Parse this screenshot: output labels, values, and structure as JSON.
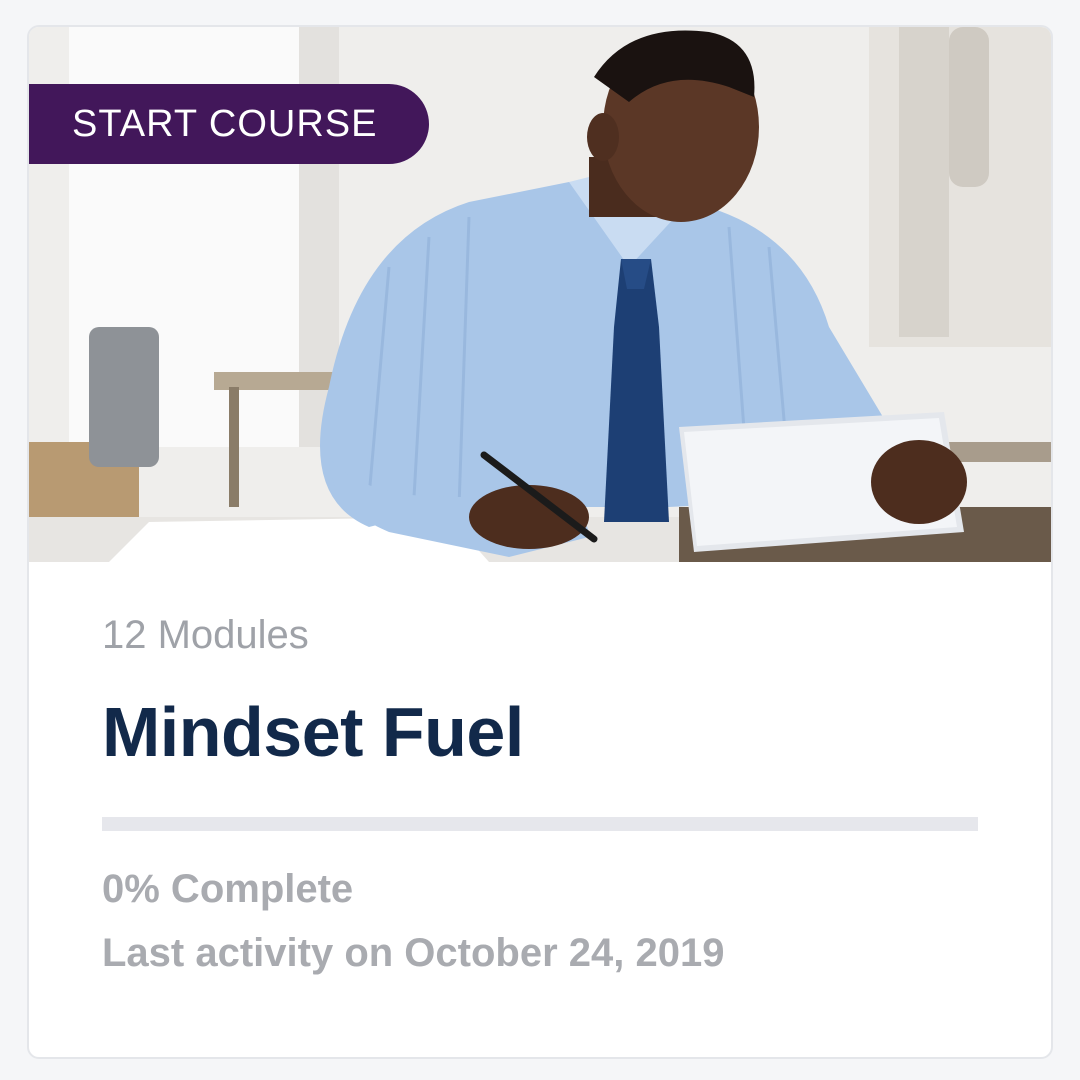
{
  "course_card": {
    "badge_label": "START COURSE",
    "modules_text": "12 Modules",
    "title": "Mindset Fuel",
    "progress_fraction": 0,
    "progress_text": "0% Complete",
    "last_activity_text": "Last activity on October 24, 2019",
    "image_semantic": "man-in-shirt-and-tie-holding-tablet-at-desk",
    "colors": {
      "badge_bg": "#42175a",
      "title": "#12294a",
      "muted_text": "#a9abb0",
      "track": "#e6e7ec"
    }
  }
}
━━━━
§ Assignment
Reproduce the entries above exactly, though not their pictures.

§ Problem solution
Parse this screenshot: output labels, values, and structure as JSON.
{
  "course_card": {
    "badge_label": "START COURSE",
    "modules_text": "12 Modules",
    "title": "Mindset Fuel",
    "progress_fraction": 0,
    "progress_text": "0% Complete",
    "last_activity_text": "Last activity on October 24, 2019",
    "image_semantic": "man-in-shirt-and-tie-holding-tablet-at-desk",
    "colors": {
      "badge_bg": "#42175a",
      "title": "#12294a",
      "muted_text": "#a9abb0",
      "track": "#e6e7ec"
    }
  }
}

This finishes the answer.